Jack Wethington, now 7, was 18 months old when he had his first serious allergic reaction. At a play group, he sipped from another child's cup, which contained milk.
"Within minutes, his throat was closing, he was turning red, he was gasping," recalled his mother, Julie, who teaches second grade at Hammond Elementary School, where Jack is a first-grader.
Julie called the allergist, who stayed on the phone with her as she administered epinephrine through an EpiPen. Jack's symptoms eased, though he still had to spend several hours at Howard County General Hospital for observation.
Julie and her husband, Lang, an art teacher at Glendale Elementary School in Glen Burnie, already knew their son was allergic to eggs, dairy products and peanuts. But the incident highlighted the challenges they would face keeping their active and curious child safe.
"It was very stressful," recalled Lang.
They had to teach Jack that he was not allowed to put any food in his mouth unless he asked an adult first. Yet they didn't want him to live in fear.
With those conflicting goals in mind, the couple wrote and illustrated a children's book, "Yes I Can! Have My Cake and Food Allergies Too," which was published in the spring by DragonWing Books, the publishing company owned by Lang's mother, Liz Wethington, who lives in Columbia.
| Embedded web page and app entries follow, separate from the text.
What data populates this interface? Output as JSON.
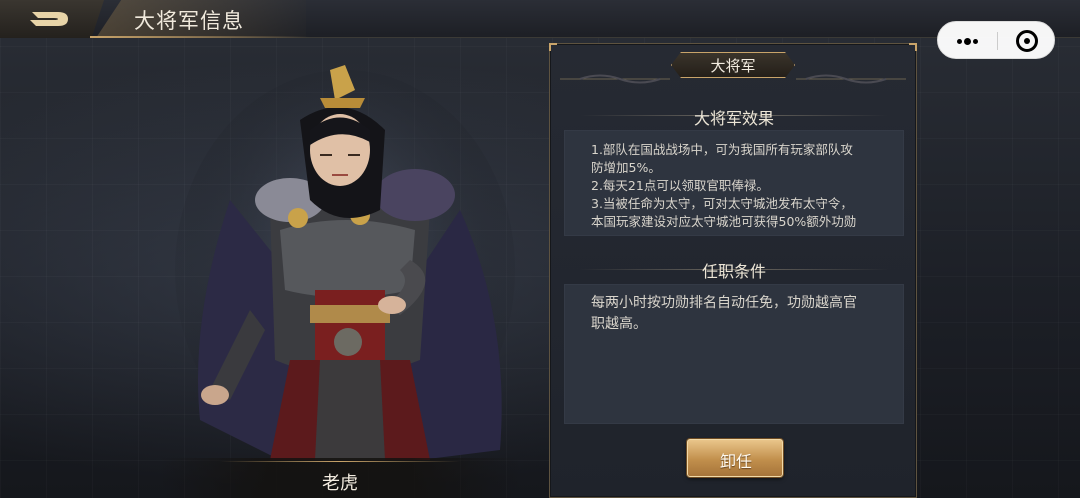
{
  "header": {
    "title": "大将军信息"
  },
  "capsule": {
    "more_icon": "more-dots-icon",
    "close_icon": "target-circle-icon"
  },
  "character": {
    "name": "老虎"
  },
  "panel": {
    "rank_title": "大将军",
    "effect_section": {
      "title": "大将军效果",
      "lines": [
        "1.部队在国战战场中，可为我国所有玩家部队攻",
        "防增加5%。",
        "2.每天21点可以领取官职俸禄。",
        "3.当被任命为太守，可对太守城池发布太守令，",
        "本国玩家建设对应太守城池可获得50%额外功勋"
      ]
    },
    "condition_section": {
      "title": "任职条件",
      "lines": [
        "每两小时按功勋排名自动任免，功勋越高官",
        "职越高。"
      ]
    },
    "resign_button": "卸任"
  },
  "colors": {
    "accent_gold": "#c9a46a",
    "panel_bg": "#262a33",
    "textbox_bg": "#2e343f"
  }
}
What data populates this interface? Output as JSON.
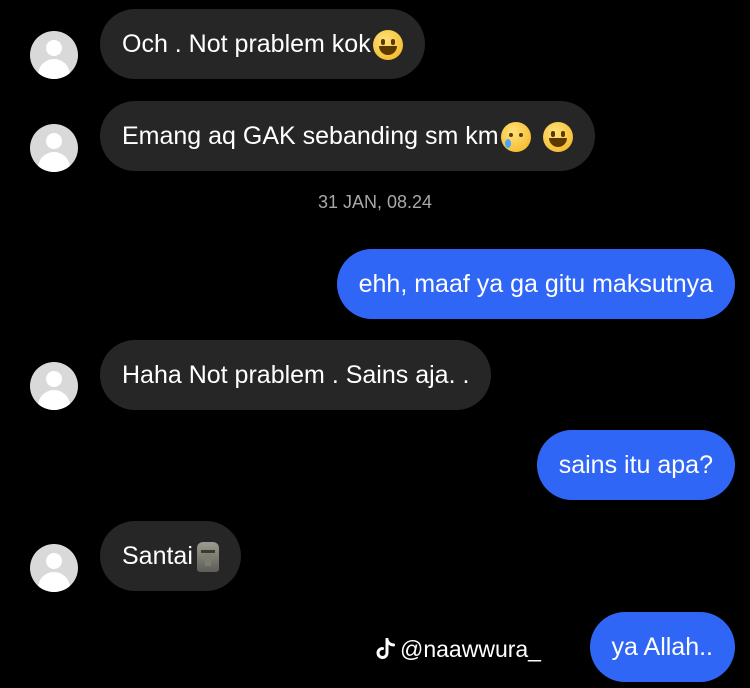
{
  "chat": {
    "messages": [
      {
        "side": "in",
        "text": "Och . Not prablem kok"
      },
      {
        "side": "in",
        "text": "Emang aq GAK sebanding sm km"
      },
      {
        "side": "out",
        "text": "ehh, maaf ya ga gitu maksutnya"
      },
      {
        "side": "in",
        "text": "Haha Not prablem . Sains aja. ."
      },
      {
        "side": "out",
        "text": "sains itu apa?"
      },
      {
        "side": "in",
        "text": "Santai"
      },
      {
        "side": "out",
        "text": "ya Allah.."
      }
    ],
    "timestamp": "31 JAN, 08.24"
  },
  "icons": {
    "grinning_emoji": "grinning-face-emoji",
    "crying_emoji": "crying-face-emoji",
    "moai_emoji": "moai-emoji",
    "avatar": "default-avatar-icon",
    "tiktok": "tiktok-logo-icon"
  },
  "colors": {
    "background": "#000000",
    "incoming_bubble": "#262626",
    "outgoing_bubble": "#2f66f5",
    "timestamp": "#a8a8a8"
  },
  "watermark": {
    "handle": "@naawwura_"
  }
}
"What we started to really struggle with was the fine line between keeping him safe and keeping him from living a life full of fear," said Julie. "That's kind of where the idea for the book came from."
The book, written by Julie and illustrated by Lang, shows a family that looks a lot like the Wethingtons (though Julie is blond and the mother in the book has a brown ponytail).
"Like many kids his age, Jack hears the word 'NO' a lot," it begins, showing a picture of a boy painting on a wall. It goes on to say there is one "NO" rule Jack always follows, which is, "No eating anything unless you ask Mommy or Daddy first."
The book, which includes a recipe for Jack's Favorite Chocolate Cake, made without eggs, dairy products or peanuts, is available through Amazon and the Dragon Wing website, http://www.DragonWingBooks.com. It's also at the Howard County Public Library.
Liz Wethington illustrated children's books for Huckleberry Press in Connecticut before starting DragonWing in 2004. The company also sells a book that she wrote and illustrated, "The Dreadfully Dreadful Dandelion Disaster." She said she would like to expand the business with other writers and illustrators.
Meanwhile, she is working to get "Yes I Can!" into the hands of parents who have children with allergies, by contacting parent groups and doctor offices.
Plenty of books provide safety advice for parents who have children with allergies. But the Wethingtons couldn't find a book explaining what parents can do to help their child "feel confident and included and not feel sorry for himself," Julie said.
Julie read the book to her students at Hammond Elementary, and she said they responded by feeling sorry for Jack. She told the children the reaction is natural, but not what children with allergies want. She hopes the book will be used as a "teaching tool for kids who are friends with kids with allergies," she said.
Julie and Lang began dating when they were students at Oakland Mills High School, and they now live in Columbia with Jack and with their twins, Max and Annie, who are almost four. Jack had eczema as a baby, and a pediatrician tested him for allergies when he was one.
Jack had another allergic reaction when Julie was on bed rest while pregnant with the twins, and Lang accidentally gave him cereal with cow's milk instead of soy milk
"It was a doozy of a reaction," said Lang.
Julie, who was in the final few weeks of her pregnancy, went to the hospital with her family.
"I was like, 'If I go into labor, at least I'm in the hospital,' '" she said.
But mostly, the family has found the balance between being careful and having fun. Julie and Lang became experts at reading food labels, and Julie turned her baking skills to the challenge of creating allergy-free treats for Jack.
In particular, she didn't want him to feel deprived at parties, so she would ask what was being served and create allergy-free versions of the cookies, cupcakes and doughnuts that other children were eating.
They're also careful with what they feed their twins, staying away from shredded cheese, for example, because Jack might accidently eat a shred.
Jack said his favorite foods are hamburgers, hot dogs and tacos. He praised his mother's banana bread as "really good" and spoke fondly of her chocolate cake. And he shared a favorite memory.
"Last year, I went to a birthday party and the people who had it made sure it was safe for me," he said with a grin.Copyright © 2015, The Baltimore Sun